Also known as the Union Square Drinking Fountain, this ornate piece by German sculptor Karl Adolph Donndorf (1835–1916) was donated by philanthropist Daniel Willis James (1832–1907) to promote the virtue of charity and temperance to 19th century New Yorkers. One of a few public drinking fountains of this type left, the figural group, appropriately named Charity contains a mother holding a baby with an infant at her left side. The fountain’s figures were modeled on the artist’s family and the granite is from Sweden. The lion’s heads on the fountain’s four sides dispense water; the fountain originally featured tin cups chained to the piece to allow passersby to quench their thirst.

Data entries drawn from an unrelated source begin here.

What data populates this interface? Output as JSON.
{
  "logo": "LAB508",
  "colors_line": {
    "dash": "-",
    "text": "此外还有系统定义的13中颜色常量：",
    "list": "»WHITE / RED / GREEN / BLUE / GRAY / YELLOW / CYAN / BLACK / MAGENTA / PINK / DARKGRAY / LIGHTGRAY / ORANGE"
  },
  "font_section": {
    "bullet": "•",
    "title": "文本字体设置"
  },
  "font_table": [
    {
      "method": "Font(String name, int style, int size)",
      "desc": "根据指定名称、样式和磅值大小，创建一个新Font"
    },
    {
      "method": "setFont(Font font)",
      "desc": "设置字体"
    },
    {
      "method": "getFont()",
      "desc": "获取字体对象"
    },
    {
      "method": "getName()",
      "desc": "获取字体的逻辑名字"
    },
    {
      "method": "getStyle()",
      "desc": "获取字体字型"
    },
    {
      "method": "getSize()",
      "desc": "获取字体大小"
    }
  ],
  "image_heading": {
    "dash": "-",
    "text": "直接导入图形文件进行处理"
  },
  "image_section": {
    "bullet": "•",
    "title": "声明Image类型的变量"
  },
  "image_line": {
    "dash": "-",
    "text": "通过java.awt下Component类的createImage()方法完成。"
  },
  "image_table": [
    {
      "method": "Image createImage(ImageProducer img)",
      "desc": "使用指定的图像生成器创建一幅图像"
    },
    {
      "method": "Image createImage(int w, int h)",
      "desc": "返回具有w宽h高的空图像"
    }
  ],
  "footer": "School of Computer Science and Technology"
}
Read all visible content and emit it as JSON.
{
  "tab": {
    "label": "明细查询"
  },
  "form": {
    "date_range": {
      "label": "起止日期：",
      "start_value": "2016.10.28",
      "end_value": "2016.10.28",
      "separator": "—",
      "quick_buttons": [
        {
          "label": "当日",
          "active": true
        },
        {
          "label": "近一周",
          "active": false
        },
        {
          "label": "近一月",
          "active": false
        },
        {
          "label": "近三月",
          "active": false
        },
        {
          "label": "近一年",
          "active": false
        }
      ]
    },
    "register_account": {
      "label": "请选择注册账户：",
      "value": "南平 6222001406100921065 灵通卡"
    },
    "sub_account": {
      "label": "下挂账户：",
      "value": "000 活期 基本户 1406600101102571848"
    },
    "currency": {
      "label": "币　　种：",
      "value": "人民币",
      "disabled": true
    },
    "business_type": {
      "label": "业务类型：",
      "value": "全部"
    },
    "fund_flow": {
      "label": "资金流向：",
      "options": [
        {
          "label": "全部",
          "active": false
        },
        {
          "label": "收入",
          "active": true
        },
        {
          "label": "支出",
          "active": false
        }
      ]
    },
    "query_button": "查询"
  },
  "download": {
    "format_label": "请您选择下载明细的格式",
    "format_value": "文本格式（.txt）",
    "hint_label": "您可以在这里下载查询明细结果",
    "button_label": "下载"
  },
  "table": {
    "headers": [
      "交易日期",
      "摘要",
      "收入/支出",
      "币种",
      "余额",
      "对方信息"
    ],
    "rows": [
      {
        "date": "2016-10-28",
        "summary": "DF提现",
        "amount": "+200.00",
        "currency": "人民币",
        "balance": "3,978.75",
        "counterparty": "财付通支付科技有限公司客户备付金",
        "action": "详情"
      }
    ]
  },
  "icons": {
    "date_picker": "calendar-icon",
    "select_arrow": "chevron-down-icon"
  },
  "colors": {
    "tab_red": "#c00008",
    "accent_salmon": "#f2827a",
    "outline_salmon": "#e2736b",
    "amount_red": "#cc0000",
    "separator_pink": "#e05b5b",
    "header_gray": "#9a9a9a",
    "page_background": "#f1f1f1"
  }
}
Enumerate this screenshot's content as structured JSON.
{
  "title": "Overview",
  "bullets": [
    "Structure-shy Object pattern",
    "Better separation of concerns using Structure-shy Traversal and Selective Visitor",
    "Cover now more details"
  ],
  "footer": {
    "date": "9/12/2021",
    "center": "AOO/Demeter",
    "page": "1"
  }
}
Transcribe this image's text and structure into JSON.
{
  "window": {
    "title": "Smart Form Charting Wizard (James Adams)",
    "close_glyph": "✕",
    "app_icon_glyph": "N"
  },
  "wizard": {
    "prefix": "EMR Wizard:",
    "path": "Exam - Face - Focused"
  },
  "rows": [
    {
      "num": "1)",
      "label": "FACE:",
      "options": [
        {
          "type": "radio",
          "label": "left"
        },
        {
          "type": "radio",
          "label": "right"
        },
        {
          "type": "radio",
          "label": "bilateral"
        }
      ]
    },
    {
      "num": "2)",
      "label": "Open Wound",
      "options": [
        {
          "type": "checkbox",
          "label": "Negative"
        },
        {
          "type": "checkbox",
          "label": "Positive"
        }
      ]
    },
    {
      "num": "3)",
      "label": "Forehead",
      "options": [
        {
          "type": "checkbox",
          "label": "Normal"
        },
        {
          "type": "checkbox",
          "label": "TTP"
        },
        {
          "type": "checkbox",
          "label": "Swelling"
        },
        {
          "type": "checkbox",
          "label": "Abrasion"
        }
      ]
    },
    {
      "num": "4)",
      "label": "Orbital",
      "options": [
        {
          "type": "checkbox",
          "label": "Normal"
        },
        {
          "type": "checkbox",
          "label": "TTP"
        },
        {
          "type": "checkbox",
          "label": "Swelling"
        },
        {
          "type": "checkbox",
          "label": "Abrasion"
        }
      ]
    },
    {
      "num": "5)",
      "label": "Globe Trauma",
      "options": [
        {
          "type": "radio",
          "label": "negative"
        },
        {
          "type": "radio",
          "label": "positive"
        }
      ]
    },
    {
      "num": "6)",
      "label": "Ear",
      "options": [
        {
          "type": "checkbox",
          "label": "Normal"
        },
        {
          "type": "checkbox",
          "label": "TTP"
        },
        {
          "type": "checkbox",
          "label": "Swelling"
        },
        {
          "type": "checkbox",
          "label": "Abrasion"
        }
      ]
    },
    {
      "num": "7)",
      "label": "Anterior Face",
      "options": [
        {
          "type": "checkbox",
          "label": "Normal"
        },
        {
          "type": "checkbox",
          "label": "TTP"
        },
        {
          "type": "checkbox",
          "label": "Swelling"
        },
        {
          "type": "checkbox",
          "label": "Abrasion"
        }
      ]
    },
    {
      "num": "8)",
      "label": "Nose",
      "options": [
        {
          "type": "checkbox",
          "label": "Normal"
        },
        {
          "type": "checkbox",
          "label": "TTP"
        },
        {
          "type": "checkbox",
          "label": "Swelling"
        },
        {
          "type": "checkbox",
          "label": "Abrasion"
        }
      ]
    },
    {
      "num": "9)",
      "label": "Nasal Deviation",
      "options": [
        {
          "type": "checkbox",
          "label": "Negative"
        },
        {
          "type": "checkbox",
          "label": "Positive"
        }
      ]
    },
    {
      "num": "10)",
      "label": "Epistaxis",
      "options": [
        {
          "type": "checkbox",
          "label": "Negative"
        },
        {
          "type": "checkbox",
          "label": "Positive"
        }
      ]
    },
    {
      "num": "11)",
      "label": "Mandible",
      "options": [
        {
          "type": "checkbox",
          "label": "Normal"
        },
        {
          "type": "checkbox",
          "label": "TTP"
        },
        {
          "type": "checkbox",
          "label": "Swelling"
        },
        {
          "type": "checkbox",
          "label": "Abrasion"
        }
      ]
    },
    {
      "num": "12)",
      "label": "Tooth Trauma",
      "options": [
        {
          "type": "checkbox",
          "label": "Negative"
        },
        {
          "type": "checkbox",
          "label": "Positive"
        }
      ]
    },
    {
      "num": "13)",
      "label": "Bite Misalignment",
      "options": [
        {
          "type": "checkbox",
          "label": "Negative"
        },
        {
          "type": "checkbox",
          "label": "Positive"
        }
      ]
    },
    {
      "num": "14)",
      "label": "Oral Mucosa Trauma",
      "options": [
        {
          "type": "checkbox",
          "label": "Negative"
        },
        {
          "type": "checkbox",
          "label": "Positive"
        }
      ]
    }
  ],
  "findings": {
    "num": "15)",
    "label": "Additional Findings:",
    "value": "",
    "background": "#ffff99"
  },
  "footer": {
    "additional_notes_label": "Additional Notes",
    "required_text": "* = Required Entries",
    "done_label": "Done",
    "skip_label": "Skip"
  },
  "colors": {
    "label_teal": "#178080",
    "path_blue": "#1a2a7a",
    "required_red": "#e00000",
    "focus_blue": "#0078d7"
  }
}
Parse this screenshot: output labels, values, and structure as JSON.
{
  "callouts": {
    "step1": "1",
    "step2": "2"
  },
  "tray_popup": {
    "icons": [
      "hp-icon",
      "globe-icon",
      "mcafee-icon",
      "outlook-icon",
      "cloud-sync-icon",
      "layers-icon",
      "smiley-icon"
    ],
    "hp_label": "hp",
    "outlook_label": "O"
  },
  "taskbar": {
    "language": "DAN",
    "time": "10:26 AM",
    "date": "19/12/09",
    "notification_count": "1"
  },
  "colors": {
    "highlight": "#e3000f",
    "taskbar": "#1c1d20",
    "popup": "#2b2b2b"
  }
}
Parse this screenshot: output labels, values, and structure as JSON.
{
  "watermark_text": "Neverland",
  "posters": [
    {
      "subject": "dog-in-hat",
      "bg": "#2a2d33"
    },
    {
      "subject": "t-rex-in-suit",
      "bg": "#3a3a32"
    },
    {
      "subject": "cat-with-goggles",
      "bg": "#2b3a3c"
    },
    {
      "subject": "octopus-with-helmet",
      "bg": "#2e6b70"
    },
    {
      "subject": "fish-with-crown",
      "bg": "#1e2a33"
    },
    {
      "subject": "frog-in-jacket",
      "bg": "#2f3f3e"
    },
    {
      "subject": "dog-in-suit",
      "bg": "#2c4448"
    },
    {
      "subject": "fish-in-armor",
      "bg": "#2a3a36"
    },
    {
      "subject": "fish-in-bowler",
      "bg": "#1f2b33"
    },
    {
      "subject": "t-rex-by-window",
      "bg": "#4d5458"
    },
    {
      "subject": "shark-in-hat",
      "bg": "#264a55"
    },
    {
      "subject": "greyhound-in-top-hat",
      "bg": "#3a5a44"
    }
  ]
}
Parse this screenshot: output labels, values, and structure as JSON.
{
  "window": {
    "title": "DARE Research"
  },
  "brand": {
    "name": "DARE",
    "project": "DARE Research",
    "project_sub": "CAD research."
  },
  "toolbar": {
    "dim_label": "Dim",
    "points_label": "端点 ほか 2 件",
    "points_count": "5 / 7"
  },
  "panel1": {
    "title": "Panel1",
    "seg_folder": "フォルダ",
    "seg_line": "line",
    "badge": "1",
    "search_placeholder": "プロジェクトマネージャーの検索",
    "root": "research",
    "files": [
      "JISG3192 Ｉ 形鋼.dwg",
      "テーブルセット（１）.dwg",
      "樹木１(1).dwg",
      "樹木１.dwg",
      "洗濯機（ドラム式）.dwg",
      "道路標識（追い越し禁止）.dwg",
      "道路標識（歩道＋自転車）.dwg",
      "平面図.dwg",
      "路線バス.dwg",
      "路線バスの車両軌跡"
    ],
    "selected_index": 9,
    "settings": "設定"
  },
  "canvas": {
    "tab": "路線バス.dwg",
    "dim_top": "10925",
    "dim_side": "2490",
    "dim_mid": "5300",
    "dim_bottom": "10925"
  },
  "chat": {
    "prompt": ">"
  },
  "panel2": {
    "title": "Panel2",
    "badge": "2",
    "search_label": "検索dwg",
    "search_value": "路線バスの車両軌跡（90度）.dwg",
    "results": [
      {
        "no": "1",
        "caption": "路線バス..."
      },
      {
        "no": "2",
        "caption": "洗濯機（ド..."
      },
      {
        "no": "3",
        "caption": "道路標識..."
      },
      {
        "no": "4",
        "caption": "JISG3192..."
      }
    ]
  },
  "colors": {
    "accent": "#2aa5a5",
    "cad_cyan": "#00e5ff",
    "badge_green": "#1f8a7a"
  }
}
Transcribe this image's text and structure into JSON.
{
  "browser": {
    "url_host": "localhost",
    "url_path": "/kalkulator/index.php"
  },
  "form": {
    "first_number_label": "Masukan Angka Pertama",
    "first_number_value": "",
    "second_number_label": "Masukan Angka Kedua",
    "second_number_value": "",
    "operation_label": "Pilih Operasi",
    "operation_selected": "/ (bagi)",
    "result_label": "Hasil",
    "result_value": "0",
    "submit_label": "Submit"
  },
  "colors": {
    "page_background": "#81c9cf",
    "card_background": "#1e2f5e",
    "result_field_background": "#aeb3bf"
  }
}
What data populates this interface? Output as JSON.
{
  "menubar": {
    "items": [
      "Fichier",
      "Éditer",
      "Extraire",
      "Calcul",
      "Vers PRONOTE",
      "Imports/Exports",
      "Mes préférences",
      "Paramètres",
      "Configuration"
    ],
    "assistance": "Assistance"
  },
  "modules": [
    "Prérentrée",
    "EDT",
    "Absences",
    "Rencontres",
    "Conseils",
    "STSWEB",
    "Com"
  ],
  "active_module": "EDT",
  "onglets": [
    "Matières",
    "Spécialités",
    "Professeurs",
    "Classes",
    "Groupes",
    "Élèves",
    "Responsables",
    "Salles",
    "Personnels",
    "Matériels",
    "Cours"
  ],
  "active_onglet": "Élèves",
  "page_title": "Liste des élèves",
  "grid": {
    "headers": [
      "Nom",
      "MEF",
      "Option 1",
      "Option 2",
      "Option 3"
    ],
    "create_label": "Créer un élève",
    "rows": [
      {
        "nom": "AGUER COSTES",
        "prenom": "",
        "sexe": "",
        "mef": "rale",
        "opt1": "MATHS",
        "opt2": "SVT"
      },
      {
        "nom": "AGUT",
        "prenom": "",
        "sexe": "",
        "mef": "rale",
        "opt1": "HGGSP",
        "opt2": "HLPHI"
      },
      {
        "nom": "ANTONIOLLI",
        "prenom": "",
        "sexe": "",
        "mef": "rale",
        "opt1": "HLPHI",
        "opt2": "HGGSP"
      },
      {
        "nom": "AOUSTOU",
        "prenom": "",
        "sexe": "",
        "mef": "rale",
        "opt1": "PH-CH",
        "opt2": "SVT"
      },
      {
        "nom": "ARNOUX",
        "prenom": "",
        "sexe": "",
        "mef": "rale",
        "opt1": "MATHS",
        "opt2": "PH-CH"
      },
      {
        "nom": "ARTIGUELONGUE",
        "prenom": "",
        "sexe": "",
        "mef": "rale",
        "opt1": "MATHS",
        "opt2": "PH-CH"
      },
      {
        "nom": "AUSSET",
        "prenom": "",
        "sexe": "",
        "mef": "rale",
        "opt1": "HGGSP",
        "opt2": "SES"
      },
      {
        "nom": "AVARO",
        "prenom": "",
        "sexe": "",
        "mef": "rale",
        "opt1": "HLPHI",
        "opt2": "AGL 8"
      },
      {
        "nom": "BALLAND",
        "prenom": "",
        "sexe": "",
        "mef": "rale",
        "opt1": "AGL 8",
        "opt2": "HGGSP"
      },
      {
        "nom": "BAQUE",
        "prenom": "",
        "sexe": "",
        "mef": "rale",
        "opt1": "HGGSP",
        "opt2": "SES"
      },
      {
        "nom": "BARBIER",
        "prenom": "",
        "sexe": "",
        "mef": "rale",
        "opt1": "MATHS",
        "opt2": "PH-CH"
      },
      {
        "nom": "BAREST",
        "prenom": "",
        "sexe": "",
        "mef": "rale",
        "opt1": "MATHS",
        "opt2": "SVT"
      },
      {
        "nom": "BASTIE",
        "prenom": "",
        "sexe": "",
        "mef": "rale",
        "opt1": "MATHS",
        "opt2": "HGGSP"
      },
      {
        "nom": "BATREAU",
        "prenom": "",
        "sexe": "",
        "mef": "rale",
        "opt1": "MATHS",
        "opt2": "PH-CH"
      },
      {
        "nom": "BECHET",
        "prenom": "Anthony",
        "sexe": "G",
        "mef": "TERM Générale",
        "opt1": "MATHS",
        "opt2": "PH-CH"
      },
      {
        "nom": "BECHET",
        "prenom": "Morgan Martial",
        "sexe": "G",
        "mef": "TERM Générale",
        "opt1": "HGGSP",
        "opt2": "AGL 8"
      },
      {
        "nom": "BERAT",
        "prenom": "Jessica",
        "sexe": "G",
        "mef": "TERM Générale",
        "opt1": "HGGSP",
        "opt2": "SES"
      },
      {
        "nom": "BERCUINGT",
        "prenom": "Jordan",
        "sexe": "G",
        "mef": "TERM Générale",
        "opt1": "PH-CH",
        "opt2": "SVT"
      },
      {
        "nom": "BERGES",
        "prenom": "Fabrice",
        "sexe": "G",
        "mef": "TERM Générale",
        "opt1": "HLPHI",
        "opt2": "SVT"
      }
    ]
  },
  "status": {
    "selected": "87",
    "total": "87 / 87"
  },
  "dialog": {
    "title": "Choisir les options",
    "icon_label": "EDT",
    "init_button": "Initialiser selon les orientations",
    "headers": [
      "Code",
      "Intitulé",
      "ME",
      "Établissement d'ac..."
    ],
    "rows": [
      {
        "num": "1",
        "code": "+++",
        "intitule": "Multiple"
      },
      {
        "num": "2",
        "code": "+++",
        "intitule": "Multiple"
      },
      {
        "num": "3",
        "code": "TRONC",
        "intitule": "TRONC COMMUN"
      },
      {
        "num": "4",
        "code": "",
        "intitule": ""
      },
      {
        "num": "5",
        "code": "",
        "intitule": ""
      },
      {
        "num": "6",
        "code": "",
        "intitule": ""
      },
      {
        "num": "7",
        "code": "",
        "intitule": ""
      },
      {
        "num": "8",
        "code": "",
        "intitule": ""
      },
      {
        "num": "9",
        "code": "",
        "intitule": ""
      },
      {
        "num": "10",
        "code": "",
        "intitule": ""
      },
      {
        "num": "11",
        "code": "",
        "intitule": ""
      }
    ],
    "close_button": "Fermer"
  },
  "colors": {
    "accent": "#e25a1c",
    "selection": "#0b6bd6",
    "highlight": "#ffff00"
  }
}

The piece, located in an alcove on the west side of the park, was dedicated October 25, 1881. A civic patron, James intended his gift to function not only as a decorative work of art but also to propagate a lesson about kindness and charity. After visiting the artist in his native Germany and procuring a model of the fountain, James commissioned Donndorf to execute the piece.
Union Square National Register #97001678